» **Exercise details**:
Starting with the line that contains "Decode this image", reproduce each line through the end of the entries exactly as written.

START Recorded information

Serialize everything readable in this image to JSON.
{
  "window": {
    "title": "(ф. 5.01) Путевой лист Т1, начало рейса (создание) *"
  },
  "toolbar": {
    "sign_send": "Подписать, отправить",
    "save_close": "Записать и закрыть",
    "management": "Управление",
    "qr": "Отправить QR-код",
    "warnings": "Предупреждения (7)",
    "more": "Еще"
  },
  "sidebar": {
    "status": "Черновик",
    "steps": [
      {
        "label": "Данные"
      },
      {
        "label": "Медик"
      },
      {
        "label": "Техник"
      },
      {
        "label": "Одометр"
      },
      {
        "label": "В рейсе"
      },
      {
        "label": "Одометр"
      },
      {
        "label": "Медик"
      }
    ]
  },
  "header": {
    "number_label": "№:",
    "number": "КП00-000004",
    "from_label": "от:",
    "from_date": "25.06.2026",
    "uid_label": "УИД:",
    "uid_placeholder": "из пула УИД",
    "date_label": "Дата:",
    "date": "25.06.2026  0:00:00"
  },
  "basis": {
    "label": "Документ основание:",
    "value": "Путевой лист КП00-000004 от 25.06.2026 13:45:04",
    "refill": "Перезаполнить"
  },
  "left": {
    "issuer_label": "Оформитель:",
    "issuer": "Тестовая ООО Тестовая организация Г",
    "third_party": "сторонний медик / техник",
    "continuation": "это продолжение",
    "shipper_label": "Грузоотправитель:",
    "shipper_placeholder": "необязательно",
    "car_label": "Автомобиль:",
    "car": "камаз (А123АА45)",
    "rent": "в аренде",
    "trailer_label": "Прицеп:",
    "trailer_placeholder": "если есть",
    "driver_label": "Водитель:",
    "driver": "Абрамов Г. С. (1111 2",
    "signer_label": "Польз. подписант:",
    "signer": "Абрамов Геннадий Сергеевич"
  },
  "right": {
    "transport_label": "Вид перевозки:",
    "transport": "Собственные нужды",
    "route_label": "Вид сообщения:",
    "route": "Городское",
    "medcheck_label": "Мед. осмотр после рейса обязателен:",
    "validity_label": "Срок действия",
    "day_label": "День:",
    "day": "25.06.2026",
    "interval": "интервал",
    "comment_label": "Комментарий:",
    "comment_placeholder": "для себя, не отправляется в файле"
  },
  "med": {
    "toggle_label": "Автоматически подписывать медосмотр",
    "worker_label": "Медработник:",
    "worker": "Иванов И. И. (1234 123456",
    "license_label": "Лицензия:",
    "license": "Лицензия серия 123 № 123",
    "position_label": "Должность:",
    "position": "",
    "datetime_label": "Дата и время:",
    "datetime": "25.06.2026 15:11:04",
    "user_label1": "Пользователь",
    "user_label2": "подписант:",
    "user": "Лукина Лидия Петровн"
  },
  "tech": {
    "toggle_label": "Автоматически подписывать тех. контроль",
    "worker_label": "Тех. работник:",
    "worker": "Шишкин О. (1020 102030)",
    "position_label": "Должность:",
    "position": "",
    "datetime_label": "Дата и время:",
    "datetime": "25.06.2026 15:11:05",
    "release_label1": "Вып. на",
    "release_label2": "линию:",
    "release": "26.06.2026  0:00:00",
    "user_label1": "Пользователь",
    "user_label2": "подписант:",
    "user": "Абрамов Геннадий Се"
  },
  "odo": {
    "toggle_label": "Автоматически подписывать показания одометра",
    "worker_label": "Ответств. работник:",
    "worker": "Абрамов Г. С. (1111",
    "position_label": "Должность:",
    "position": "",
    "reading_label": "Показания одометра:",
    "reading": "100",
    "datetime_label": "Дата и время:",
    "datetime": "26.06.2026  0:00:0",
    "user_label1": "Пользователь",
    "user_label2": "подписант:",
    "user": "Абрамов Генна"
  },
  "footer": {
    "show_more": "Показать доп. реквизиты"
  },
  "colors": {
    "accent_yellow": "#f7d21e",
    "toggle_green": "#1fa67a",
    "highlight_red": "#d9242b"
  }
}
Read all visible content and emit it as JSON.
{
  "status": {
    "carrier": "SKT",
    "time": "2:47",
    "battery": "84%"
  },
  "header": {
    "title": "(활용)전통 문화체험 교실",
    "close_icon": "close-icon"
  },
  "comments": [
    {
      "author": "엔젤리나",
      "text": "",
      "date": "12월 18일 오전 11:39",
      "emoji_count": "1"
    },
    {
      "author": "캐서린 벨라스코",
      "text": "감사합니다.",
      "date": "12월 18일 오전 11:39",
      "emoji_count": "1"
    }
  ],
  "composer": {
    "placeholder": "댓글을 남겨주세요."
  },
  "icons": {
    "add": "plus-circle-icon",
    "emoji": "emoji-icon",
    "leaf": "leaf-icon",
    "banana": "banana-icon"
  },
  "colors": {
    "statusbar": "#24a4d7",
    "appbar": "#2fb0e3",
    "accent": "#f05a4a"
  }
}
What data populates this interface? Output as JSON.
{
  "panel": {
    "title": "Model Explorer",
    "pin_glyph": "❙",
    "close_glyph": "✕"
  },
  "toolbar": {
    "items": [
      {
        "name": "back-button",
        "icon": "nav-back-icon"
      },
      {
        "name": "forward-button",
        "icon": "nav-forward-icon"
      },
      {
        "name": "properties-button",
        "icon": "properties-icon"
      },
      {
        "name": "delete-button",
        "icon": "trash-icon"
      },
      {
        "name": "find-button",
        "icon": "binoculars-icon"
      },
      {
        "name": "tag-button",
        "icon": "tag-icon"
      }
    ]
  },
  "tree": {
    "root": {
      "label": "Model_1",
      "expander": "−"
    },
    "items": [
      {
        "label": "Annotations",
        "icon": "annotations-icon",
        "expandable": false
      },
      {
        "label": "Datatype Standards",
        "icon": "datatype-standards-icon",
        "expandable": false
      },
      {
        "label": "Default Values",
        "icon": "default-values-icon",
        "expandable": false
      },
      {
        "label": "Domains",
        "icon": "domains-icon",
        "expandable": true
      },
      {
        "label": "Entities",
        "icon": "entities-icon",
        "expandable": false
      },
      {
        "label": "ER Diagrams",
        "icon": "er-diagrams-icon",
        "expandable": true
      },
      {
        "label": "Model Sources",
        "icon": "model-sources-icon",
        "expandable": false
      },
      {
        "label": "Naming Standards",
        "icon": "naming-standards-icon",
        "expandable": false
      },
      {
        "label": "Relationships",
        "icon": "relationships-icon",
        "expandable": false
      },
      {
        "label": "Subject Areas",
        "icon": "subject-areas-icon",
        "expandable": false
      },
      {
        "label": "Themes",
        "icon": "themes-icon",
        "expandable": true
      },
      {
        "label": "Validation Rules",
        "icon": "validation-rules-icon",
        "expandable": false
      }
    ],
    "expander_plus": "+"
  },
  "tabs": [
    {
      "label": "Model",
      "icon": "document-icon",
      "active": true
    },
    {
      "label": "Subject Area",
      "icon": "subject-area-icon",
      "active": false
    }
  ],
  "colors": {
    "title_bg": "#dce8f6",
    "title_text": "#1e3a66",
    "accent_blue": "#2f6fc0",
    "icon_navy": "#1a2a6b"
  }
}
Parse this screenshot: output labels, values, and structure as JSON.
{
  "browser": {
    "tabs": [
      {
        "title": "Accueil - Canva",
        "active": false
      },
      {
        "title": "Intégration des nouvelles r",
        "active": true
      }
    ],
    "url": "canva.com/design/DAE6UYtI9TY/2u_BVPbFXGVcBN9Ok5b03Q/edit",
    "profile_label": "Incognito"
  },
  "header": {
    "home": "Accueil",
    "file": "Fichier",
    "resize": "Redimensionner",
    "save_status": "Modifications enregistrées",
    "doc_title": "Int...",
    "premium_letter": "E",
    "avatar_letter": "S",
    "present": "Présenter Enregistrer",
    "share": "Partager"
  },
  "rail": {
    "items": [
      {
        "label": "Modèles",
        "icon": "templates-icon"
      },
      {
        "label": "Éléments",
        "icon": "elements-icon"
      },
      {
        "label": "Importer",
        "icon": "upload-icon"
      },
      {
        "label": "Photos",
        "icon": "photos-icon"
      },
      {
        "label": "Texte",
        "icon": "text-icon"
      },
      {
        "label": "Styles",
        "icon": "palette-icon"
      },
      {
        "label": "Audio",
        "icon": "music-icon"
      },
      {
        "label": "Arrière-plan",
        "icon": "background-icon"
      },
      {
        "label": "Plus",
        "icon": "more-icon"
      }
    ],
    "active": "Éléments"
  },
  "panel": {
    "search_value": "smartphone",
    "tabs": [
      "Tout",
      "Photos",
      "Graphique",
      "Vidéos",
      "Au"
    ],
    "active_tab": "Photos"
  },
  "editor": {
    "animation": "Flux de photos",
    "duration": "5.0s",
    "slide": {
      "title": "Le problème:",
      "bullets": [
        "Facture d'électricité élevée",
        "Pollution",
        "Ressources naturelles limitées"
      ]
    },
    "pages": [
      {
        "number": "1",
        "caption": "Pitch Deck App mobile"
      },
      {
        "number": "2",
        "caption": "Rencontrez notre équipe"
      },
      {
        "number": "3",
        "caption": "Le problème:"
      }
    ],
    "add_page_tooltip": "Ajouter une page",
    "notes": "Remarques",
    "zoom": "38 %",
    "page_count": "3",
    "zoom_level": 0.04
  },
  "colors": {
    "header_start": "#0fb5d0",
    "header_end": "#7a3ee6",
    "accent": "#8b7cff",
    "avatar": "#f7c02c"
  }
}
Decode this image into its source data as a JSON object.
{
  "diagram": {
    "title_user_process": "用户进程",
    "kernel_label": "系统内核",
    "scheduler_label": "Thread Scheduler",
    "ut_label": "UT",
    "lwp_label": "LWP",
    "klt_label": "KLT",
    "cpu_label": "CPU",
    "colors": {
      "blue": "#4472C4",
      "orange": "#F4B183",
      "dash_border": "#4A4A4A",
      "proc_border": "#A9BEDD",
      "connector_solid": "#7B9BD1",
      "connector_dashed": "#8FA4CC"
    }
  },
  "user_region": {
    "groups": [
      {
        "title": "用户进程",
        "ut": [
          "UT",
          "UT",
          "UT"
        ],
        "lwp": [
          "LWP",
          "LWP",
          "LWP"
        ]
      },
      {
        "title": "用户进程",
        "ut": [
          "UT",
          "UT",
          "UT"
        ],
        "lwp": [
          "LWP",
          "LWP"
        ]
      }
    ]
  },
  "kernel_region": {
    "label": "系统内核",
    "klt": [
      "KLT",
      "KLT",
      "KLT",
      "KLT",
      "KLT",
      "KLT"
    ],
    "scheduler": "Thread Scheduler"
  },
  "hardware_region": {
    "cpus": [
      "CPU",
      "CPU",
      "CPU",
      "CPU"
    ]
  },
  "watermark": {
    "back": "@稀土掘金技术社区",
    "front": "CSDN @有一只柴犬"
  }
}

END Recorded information

» **Task result**:
Decode this image into its source data as a JSON object.
{
  "diagram": {
    "title_user_process": "用户进程",
    "kernel_label": "系统内核",
    "scheduler_label": "Thread Scheduler",
    "ut_label": "UT",
    "lwp_label": "LWP",
    "klt_label": "KLT",
    "cpu_label": "CPU",
    "colors": {
      "blue": "#4472C4",
      "orange": "#F4B183",
      "dash_border": "#4A4A4A",
      "proc_border": "#A9BEDD",
      "connector_solid": "#7B9BD1",
      "connector_dashed": "#8FA4CC"
    }
  },
  "user_region": {
    "groups": [
      {
        "title": "用户进程",
        "ut": [
          "UT",
          "UT",
          "UT"
        ],
        "lwp": [
          "LWP",
          "LWP",
          "LWP"
        ]
      },
      {
        "title": "用户进程",
        "ut": [
          "UT",
          "UT",
          "UT"
        ],
        "lwp": [
          "LWP",
          "LWP"
        ]
      }
    ]
  },
  "kernel_region": {
    "label": "系统内核",
    "klt": [
      "KLT",
      "KLT",
      "KLT",
      "KLT",
      "KLT",
      "KLT"
    ],
    "scheduler": "Thread Scheduler"
  },
  "hardware_region": {
    "cpus": [
      "CPU",
      "CPU",
      "CPU",
      "CPU"
    ]
  },
  "watermark": {
    "back": "@稀土掘金技术社区",
    "front": "CSDN @有一只柴犬"
  }
}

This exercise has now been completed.